    Danwat1234- the hydrogen to gasoline comparison is simply that one kilogram (2.2 lbs) of hydrogen contains approximately the same amount of energy (btu) as one gallon (6.3 lbs) of gasoline. So if a fuel cell vehicle delivers 70 miles per kg, that's the equivalent of an ICE delivering 70 mpg. As to the pressure - a pound is a pound (and a kg a kg) under any pressure. The most common compression for hydrogen in the fuel cell cars coming to market is 10,000 psi or 700 bars.

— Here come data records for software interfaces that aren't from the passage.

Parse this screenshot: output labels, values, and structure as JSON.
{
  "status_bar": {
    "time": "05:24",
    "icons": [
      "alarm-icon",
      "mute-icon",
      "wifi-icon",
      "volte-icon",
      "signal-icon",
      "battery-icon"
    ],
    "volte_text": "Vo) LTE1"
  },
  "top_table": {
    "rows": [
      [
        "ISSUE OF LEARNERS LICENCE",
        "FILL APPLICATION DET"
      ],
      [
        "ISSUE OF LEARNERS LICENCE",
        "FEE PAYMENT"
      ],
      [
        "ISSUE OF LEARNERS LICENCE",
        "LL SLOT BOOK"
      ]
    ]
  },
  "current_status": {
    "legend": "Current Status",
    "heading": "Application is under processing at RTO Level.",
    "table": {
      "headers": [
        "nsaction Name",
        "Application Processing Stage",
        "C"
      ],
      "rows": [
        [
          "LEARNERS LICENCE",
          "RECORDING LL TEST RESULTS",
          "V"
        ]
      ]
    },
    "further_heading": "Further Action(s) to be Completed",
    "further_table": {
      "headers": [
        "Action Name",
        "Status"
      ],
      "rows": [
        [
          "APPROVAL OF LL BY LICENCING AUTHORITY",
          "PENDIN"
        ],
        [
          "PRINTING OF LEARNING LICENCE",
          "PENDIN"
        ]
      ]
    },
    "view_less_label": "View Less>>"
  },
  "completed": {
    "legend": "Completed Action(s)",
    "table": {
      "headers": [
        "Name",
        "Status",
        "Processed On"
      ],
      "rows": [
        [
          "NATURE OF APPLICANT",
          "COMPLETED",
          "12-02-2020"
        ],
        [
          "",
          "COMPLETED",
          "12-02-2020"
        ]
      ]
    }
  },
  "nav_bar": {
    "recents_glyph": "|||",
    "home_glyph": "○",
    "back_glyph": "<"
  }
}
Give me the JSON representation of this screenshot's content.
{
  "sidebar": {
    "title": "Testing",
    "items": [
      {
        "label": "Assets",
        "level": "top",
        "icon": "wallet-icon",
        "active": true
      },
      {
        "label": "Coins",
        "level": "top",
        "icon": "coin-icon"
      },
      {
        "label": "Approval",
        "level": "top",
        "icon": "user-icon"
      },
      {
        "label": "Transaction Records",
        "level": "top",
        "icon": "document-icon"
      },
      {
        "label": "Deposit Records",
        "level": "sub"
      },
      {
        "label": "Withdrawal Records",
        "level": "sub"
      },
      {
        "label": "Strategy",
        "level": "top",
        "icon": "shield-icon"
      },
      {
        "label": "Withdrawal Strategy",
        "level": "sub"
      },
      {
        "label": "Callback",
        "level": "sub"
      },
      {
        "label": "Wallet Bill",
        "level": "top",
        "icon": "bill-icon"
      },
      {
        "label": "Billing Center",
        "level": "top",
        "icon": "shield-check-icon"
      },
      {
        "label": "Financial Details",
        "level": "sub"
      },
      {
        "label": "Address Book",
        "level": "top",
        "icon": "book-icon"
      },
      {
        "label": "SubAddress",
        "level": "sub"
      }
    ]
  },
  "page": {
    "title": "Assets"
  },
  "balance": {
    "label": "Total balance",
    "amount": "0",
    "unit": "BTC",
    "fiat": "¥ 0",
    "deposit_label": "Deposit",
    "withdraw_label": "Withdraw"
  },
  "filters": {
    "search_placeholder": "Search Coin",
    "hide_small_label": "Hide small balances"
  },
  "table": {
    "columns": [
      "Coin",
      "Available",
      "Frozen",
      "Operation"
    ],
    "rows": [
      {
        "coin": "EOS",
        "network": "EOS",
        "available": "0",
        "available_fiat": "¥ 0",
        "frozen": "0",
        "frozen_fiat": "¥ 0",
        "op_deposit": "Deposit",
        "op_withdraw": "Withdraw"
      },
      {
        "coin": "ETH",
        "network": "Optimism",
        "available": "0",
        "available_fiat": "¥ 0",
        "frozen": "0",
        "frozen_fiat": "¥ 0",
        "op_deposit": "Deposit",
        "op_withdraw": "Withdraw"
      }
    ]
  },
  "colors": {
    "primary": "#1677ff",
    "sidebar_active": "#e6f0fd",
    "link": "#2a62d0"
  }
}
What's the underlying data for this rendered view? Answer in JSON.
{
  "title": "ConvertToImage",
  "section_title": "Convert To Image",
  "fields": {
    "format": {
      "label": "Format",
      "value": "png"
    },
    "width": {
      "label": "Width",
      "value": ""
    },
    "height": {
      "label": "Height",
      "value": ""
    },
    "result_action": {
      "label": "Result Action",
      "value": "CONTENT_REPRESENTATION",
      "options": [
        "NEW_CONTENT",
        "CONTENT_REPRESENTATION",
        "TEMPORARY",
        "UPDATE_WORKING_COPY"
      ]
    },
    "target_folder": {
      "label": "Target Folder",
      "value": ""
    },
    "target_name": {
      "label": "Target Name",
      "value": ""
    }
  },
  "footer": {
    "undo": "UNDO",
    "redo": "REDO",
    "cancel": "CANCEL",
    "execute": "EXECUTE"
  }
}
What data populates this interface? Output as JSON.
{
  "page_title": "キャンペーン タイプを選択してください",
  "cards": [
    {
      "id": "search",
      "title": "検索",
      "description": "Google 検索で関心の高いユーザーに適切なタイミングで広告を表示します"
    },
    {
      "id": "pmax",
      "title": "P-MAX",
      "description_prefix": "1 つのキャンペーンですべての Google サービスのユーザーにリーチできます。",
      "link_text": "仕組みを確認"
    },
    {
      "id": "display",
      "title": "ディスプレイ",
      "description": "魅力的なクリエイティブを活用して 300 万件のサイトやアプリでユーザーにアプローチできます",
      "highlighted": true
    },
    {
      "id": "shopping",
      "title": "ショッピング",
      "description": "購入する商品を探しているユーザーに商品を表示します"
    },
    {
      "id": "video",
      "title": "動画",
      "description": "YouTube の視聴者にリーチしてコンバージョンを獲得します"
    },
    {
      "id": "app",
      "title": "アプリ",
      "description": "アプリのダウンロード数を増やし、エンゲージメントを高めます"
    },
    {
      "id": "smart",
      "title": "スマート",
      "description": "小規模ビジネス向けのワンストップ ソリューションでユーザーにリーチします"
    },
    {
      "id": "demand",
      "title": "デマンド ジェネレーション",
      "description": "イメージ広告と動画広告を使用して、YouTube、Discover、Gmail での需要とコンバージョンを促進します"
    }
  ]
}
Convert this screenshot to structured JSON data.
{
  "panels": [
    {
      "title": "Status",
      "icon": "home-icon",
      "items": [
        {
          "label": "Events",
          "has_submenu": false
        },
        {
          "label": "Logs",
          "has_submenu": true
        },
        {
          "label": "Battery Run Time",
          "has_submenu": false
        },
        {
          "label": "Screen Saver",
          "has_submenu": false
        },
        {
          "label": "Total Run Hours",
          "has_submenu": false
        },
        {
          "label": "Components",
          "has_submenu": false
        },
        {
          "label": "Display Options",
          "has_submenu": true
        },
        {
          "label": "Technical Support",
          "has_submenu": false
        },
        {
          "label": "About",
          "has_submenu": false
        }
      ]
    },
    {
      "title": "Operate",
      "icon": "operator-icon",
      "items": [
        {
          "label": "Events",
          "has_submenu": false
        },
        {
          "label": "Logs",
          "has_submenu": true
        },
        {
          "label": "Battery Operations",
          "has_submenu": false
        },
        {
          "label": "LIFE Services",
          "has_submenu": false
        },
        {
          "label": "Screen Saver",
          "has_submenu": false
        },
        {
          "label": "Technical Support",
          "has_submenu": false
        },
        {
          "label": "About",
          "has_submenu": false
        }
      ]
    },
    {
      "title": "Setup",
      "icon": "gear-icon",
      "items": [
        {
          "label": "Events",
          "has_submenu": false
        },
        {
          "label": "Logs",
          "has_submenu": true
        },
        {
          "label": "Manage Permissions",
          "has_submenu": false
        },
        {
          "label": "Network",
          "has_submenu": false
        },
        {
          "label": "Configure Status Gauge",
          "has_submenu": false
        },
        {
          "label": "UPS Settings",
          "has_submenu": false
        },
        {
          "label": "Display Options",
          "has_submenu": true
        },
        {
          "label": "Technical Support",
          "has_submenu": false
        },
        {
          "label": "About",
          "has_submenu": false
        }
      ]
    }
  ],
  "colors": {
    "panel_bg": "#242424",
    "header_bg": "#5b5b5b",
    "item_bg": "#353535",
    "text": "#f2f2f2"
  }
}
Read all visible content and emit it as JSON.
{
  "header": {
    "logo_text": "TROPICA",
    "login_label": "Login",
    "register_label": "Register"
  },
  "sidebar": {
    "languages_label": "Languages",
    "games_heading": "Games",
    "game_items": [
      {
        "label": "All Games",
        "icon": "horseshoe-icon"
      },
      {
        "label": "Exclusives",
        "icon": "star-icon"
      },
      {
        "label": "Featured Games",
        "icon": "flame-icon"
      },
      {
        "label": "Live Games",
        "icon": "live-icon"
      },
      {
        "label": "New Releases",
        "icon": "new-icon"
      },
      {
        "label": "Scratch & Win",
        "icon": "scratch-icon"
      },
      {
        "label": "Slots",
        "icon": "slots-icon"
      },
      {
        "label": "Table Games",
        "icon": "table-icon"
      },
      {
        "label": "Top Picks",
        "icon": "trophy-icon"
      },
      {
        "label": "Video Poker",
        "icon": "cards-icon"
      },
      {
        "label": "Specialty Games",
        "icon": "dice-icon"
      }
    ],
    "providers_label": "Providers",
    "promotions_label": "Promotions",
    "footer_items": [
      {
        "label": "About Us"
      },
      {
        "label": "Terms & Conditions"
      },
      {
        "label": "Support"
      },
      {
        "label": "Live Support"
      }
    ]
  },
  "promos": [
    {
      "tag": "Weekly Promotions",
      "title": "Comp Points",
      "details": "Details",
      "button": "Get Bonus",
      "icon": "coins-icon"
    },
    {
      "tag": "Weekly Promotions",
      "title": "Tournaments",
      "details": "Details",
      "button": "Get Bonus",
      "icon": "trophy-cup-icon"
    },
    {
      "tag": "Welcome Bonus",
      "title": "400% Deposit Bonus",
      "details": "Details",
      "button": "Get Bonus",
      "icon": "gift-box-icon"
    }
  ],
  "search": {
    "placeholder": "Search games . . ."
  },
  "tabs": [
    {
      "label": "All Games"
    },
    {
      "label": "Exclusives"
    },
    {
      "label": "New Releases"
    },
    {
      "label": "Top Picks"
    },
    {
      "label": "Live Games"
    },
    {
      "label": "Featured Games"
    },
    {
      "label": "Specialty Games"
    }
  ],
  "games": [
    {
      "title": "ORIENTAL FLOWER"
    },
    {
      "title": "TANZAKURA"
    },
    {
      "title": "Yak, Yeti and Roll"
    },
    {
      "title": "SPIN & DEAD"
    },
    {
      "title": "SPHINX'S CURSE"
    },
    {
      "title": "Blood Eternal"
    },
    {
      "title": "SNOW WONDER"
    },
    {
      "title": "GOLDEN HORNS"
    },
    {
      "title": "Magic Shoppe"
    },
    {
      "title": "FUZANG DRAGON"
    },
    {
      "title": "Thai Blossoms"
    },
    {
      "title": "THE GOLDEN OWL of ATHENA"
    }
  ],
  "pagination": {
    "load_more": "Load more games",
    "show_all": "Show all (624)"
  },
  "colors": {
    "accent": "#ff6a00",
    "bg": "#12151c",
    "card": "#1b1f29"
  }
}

Hope this answers your questions.
  • ToniMassariToniMassari UKPosts: 1
    edited September 21
    Answers to the above conundrum (cost and infrastructure): INVEST!

    B) LICENSE DESIGNS FOR VEHICLE ENGINE REPLACEMENT K I T S COMPRISING OF:

    ;) a suitably rated electric motor
    ;) a Proton Exchange Membrane FUEL CELL STACK
    ;) A COMPRESSED HYDROGEN fuel tank (carbon fibre)
    ;) piping, control, monitoring electronics and safety systems

    Recycle the metal from the discarded engine to manufacture more electric motors

    B) AWARD LICENSES FOR HYDROGEN MANUFACTURE AND DISTRIBUTION

    :) BUILDINGS/PUBLIC SREEET AND POTHER LIGHTING:
    Renewable Electricity + distilled water ---> PEM Electrolytic Cells = HYDROGEN (H2) + OXYGEN (O2) ---> STORAGE

    :) AUTOMOTIVE/RAIL/ SHIPPOING/HAULAGE/PUBLIC TRANSPORT FLEETS
    H2 PRODUCTIPON BY RENEWABLE ----> STORAGE

    PIPED OR TRUCKED TO H2 ---> Fuel pumps ---> PEM FUEL CELL VEHICLES: ---> Transportation
    Emissions: Ultrapure H2O at tail pipe, and heat at the fue cell

    ULTRAPURE WATER CAN BE COLLECTED AND DELIVERED BACK INTO THE ELECTROLYSIS CYCLE.

    NOW S H A R E ! Or stop aslking "How Do We Stop Climate Change?"
Sign In or Register to comment.